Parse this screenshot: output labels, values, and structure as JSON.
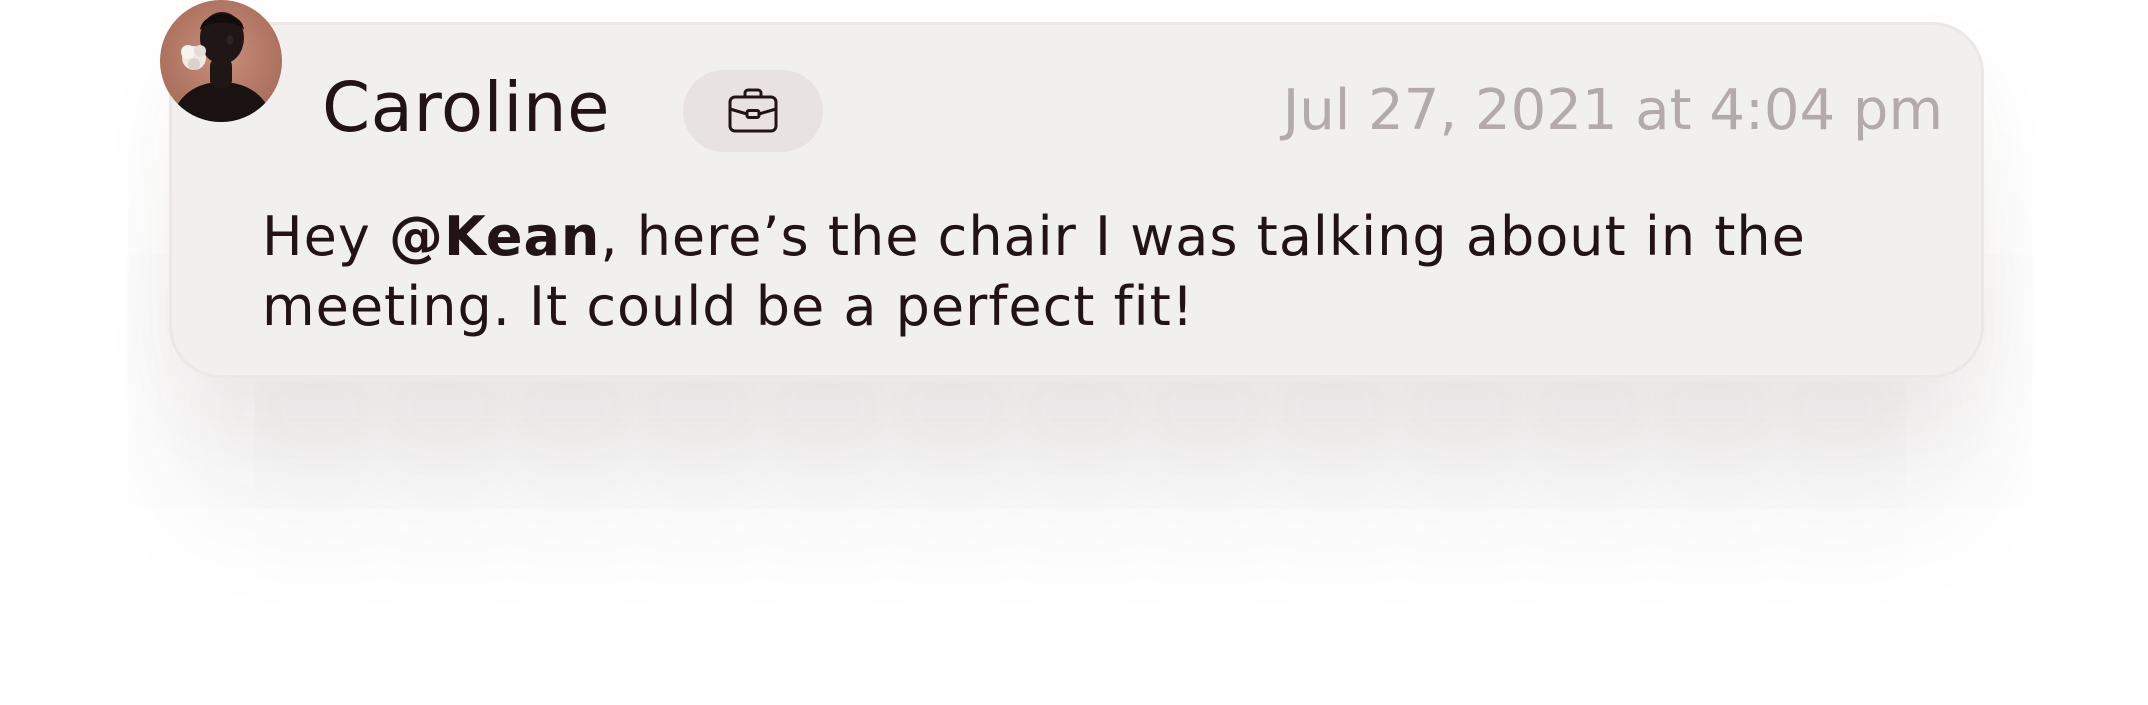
{
  "comment": {
    "author": "Caroline",
    "badge_icon": "briefcase-icon",
    "timestamp": "Jul 27, 2021 at 4:04 pm",
    "message": {
      "before": "Hey ",
      "mention": "@Kean",
      "after": ", here’s the chair I was talking about in the meeting. It could be a perfect fit!"
    }
  },
  "colors": {
    "card_background": "#f2f0ef",
    "text_primary": "#221416",
    "text_muted": "#b4aaa9",
    "badge_background": "#e8e3e1",
    "avatar_background": "#b07462"
  }
}
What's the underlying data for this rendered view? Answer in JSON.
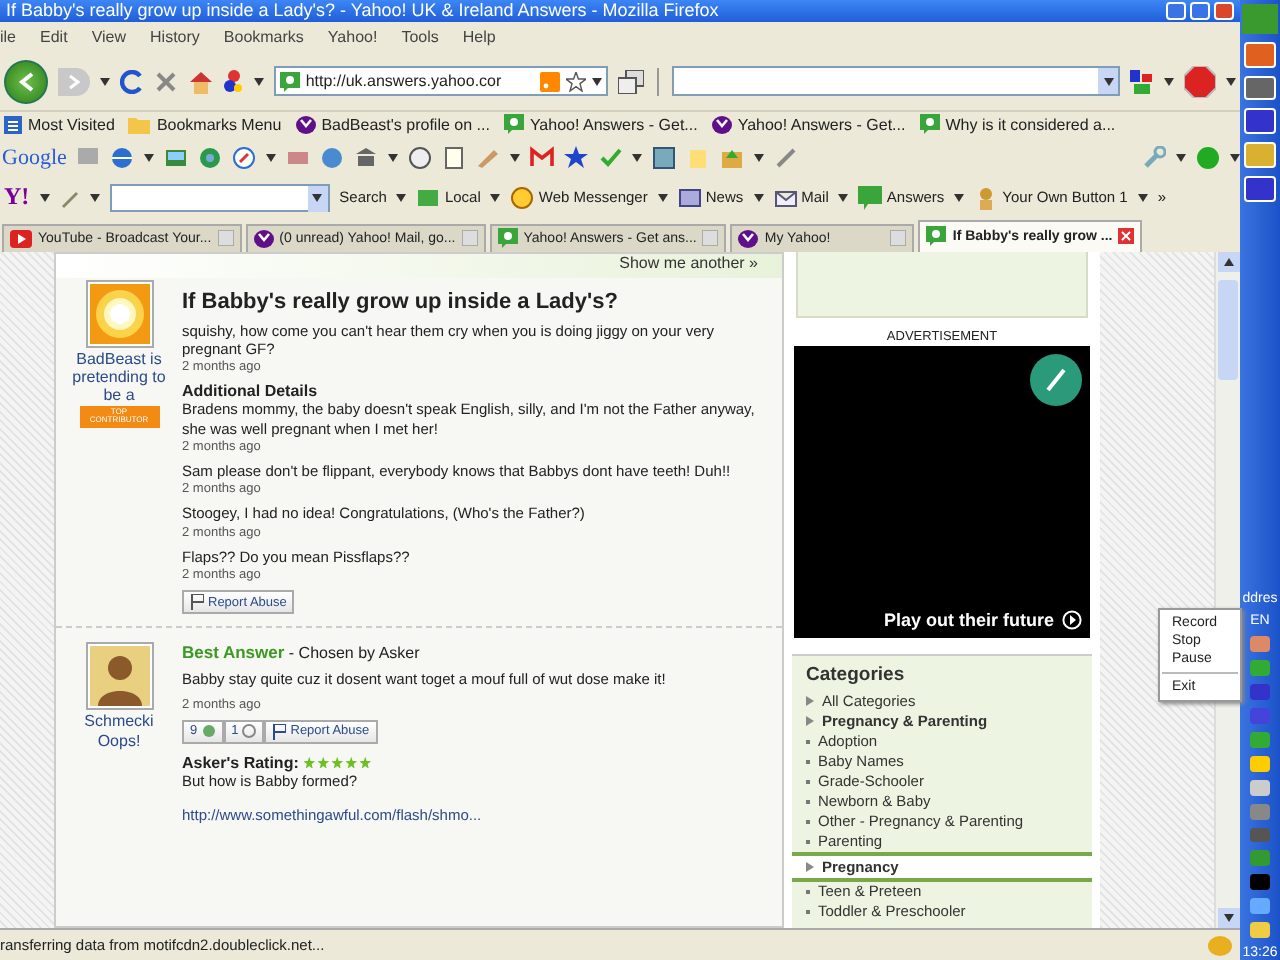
{
  "window": {
    "title": "If Babby's really grow up inside a Lady's? - Yahoo! UK & Ireland Answers - Mozilla Firefox"
  },
  "menu": [
    "ile",
    "Edit",
    "View",
    "History",
    "Bookmarks",
    "Yahoo!",
    "Tools",
    "Help"
  ],
  "nav": {
    "url": "http://uk.answers.yahoo.cor"
  },
  "bookmarks": [
    {
      "label": "Most Visited",
      "kind": "list"
    },
    {
      "label": "Bookmarks Menu",
      "kind": "folder"
    },
    {
      "label": "BadBeast's profile on ...",
      "kind": "yahoo"
    },
    {
      "label": "Yahoo! Answers - Get...",
      "kind": "answers"
    },
    {
      "label": "Yahoo! Answers - Get...",
      "kind": "yahoo"
    },
    {
      "label": "Why is it considered a...",
      "kind": "answers"
    }
  ],
  "google_toolbar": {
    "logo": "Google"
  },
  "yahoo_toolbar": {
    "logo": "Y!",
    "items": [
      "Search",
      "Local",
      "Web Messenger",
      "News",
      "Mail",
      "Answers",
      "Your Own Button 1"
    ],
    "more": "»"
  },
  "tabs": [
    {
      "label": "YouTube - Broadcast Your...",
      "kind": "video",
      "selected": false
    },
    {
      "label": "(0 unread) Yahoo! Mail, go...",
      "kind": "yahoo",
      "selected": false
    },
    {
      "label": "Yahoo! Answers - Get ans...",
      "kind": "answers",
      "selected": false
    },
    {
      "label": "My Yahoo!",
      "kind": "yahoo",
      "selected": false
    },
    {
      "label": "If Babby's really grow ...",
      "kind": "answers",
      "selected": true
    }
  ],
  "show_another": "Show me another »",
  "question": {
    "asker": "BadBeast is pretending to be a",
    "badge": "TOP CONTRIBUTOR",
    "title": "If Babby's really grow up inside a Lady's?",
    "body": "squishy, how come you can't hear them cry when you is doing jiggy on your very pregnant GF?",
    "time": "2 months ago",
    "details_heading": "Additional Details",
    "details": [
      {
        "text": "Bradens mommy, the baby doesn't speak English, silly, and I'm not the Father anyway, she was well pregnant when I met her!",
        "time": "2 months ago"
      },
      {
        "text": "Sam please don't be flippant, everybody knows that Babbys dont have teeth! Duh!!",
        "time": "2 months ago"
      },
      {
        "text": "Stoogey, I had no idea! Congratulations, (Who's the Father?)",
        "time": "2 months ago"
      },
      {
        "text": "Flaps?? Do you mean Pissflaps??",
        "time": "2 months ago"
      }
    ],
    "report": "Report Abuse"
  },
  "best_answer": {
    "label": "Best Answer",
    "chosen": "- Chosen by Asker",
    "user": "Schmecki",
    "user_status": "Oops!",
    "text": "Babby stay quite cuz it dosent want toget a mouf full of wut dose make it!",
    "time": "2 months ago",
    "thumbs_up": "9",
    "thumbs_down": "1",
    "report": "Report Abuse",
    "rating_label": "Asker's Rating:",
    "stars": 5,
    "comment": "But how is Babby formed?",
    "link": "http://www.somethingawful.com/flash/shmo..."
  },
  "sidebar": {
    "ad_label": "ADVERTISEMENT",
    "ad_text": "Play out their future",
    "categories_title": "Categories",
    "categories": [
      {
        "label": "All Categories",
        "kind": "all",
        "selected": false
      },
      {
        "label": "Pregnancy & Parenting",
        "kind": "parent",
        "selected": false
      },
      {
        "label": "Adoption",
        "kind": "sub",
        "selected": false
      },
      {
        "label": "Baby Names",
        "kind": "sub",
        "selected": false
      },
      {
        "label": "Grade-Schooler",
        "kind": "sub",
        "selected": false
      },
      {
        "label": "Newborn & Baby",
        "kind": "sub",
        "selected": false
      },
      {
        "label": "Other - Pregnancy & Parenting",
        "kind": "sub",
        "selected": false
      },
      {
        "label": "Parenting",
        "kind": "sub",
        "selected": false
      },
      {
        "label": "Pregnancy",
        "kind": "sub",
        "selected": true
      },
      {
        "label": "Teen & Preteen",
        "kind": "sub",
        "selected": false
      },
      {
        "label": "Toddler & Preschooler",
        "kind": "sub",
        "selected": false
      }
    ]
  },
  "context_menu": [
    "Record",
    "Stop",
    "Pause",
    "Exit"
  ],
  "status_bar": "ransferring data from motifcdn2.doubleclick.net...",
  "taskbar": {
    "address": "ddres",
    "language": "EN",
    "clock": "13:26"
  }
}
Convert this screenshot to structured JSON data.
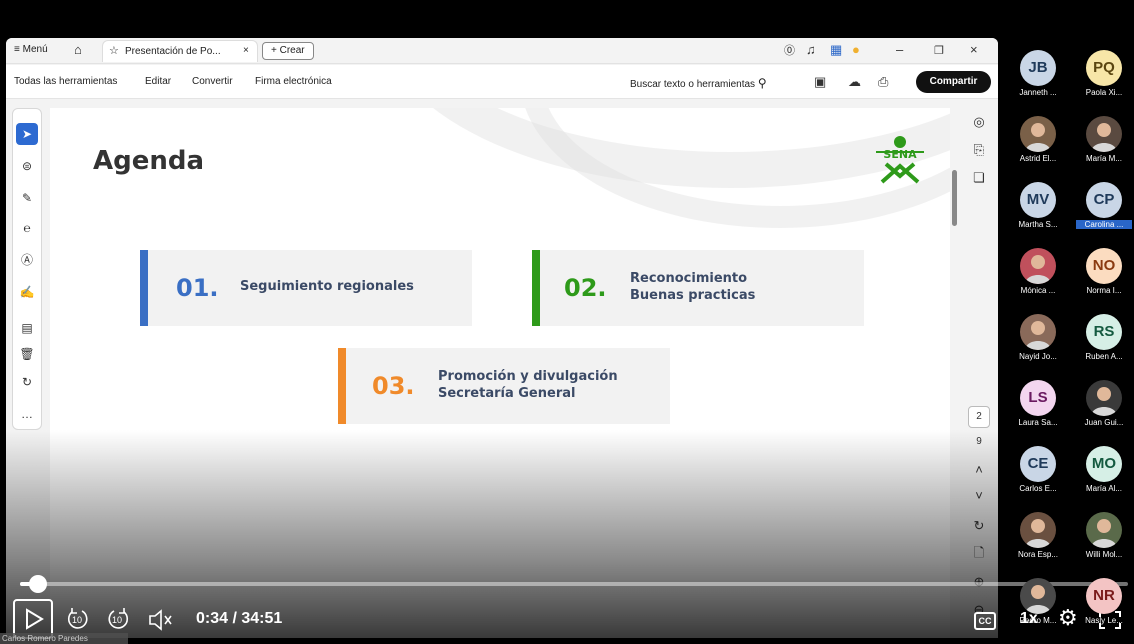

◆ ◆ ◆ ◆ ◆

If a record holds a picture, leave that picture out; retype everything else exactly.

## [Answer]
Parse this screenshot: output labels, values, and structure as JSON.
{
  "comment": {
    "author": "Caroline",
    "badge_icon": "briefcase-icon",
    "timestamp": "Jul 27, 2021 at 4:04 pm",
    "message": {
      "before": "Hey ",
      "mention": "@Kean",
      "after": ", here’s the chair I was talking about in the meeting. It could be a perfect fit!"
    }
  },
  "colors": {
    "card_background": "#f2f0ef",
    "text_primary": "#221416",
    "text_muted": "#b4aaa9",
    "badge_background": "#e8e3e1",
    "avatar_background": "#b07462"
  }
}
What's the underlying data for this rendered view? Answer in JSON.
{
  "window": {
    "title": "If Babby's really grow up inside a Lady's? - Yahoo! UK & Ireland Answers - Mozilla Firefox"
  },
  "menu": [
    "ile",
    "Edit",
    "View",
    "History",
    "Bookmarks",
    "Yahoo!",
    "Tools",
    "Help"
  ],
  "nav": {
    "url": "http://uk.answers.yahoo.cor"
  },
  "bookmarks": [
    {
      "label": "Most Visited",
      "kind": "list"
    },
    {
      "label": "Bookmarks Menu",
      "kind": "folder"
    },
    {
      "label": "BadBeast's profile on ...",
      "kind": "yahoo"
    },
    {
      "label": "Yahoo! Answers - Get...",
      "kind": "answers"
    },
    {
      "label": "Yahoo! Answers - Get...",
      "kind": "yahoo"
    },
    {
      "label": "Why is it considered a...",
      "kind": "answers"
    }
  ],
  "google_toolbar": {
    "logo": "Google"
  },
  "yahoo_toolbar": {
    "logo": "Y!",
    "items": [
      "Search",
      "Local",
      "Web Messenger",
      "News",
      "Mail",
      "Answers",
      "Your Own Button 1"
    ],
    "more": "»"
  },
  "tabs": [
    {
      "label": "YouTube - Broadcast Your...",
      "kind": "video",
      "selected": false
    },
    {
      "label": "(0 unread) Yahoo! Mail, go...",
      "kind": "yahoo",
      "selected": false
    },
    {
      "label": "Yahoo! Answers - Get ans...",
      "kind": "answers",
      "selected": false
    },
    {
      "label": "My Yahoo!",
      "kind": "yahoo",
      "selected": false
    },
    {
      "label": "If Babby's really grow ...",
      "kind": "answers",
      "selected": true
    }
  ],
  "show_another": "Show me another »",
  "question": {
    "asker": "BadBeast is pretending to be a",
    "badge": "TOP CONTRIBUTOR",
    "title": "If Babby's really grow up inside a Lady's?",
    "body": "squishy, how come you can't hear them cry when you is doing jiggy on your very pregnant GF?",
    "time": "2 months ago",
    "details_heading": "Additional Details",
    "details": [
      {
        "text": "Bradens mommy, the baby doesn't speak English, silly, and I'm not the Father anyway, she was well pregnant when I met her!",
        "time": "2 months ago"
      },
      {
        "text": "Sam please don't be flippant, everybody knows that Babbys dont have teeth! Duh!!",
        "time": "2 months ago"
      },
      {
        "text": "Stoogey, I had no idea! Congratulations, (Who's the Father?)",
        "time": "2 months ago"
      },
      {
        "text": "Flaps?? Do you mean Pissflaps??",
        "time": "2 months ago"
      }
    ],
    "report": "Report Abuse"
  },
  "best_answer": {
    "label": "Best Answer",
    "chosen": "- Chosen by Asker",
    "user": "Schmecki",
    "user_status": "Oops!",
    "text": "Babby stay quite cuz it dosent want toget a mouf full of wut dose make it!",
    "time": "2 months ago",
    "thumbs_up": "9",
    "thumbs_down": "1",
    "report": "Report Abuse",
    "rating_label": "Asker's Rating:",
    "stars": 5,
    "comment": "But how is Babby formed?",
    "link": "http://www.somethingawful.com/flash/shmo..."
  },
  "sidebar": {
    "ad_label": "ADVERTISEMENT",
    "ad_text": "Play out their future",
    "categories_title": "Categories",
    "categories": [
      {
        "label": "All Categories",
        "kind": "all",
        "selected": false
      },
      {
        "label": "Pregnancy & Parenting",
        "kind": "parent",
        "selected": false
      },
      {
        "label": "Adoption",
        "kind": "sub",
        "selected": false
      },
      {
        "label": "Baby Names",
        "kind": "sub",
        "selected": false
      },
      {
        "label": "Grade-Schooler",
        "kind": "sub",
        "selected": false
      },
      {
        "label": "Newborn & Baby",
        "kind": "sub",
        "selected": false
      },
      {
        "label": "Other - Pregnancy & Parenting",
        "kind": "sub",
        "selected": false
      },
      {
        "label": "Parenting",
        "kind": "sub",
        "selected": false
      },
      {
        "label": "Pregnancy",
        "kind": "sub",
        "selected": true
      },
      {
        "label": "Teen & Preteen",
        "kind": "sub",
        "selected": false
      },
      {
        "label": "Toddler & Preschooler",
        "kind": "sub",
        "selected": false
      }
    ]
  },
  "context_menu": [
    "Record",
    "Stop",
    "Pause",
    "Exit"
  ],
  "status_bar": "ransferring data from motifcdn2.doubleclick.net...",
  "taskbar": {
    "address": "ddres",
    "language": "EN",
    "clock": "13:26"
  }
}
Convert this screenshot to structured JSON data.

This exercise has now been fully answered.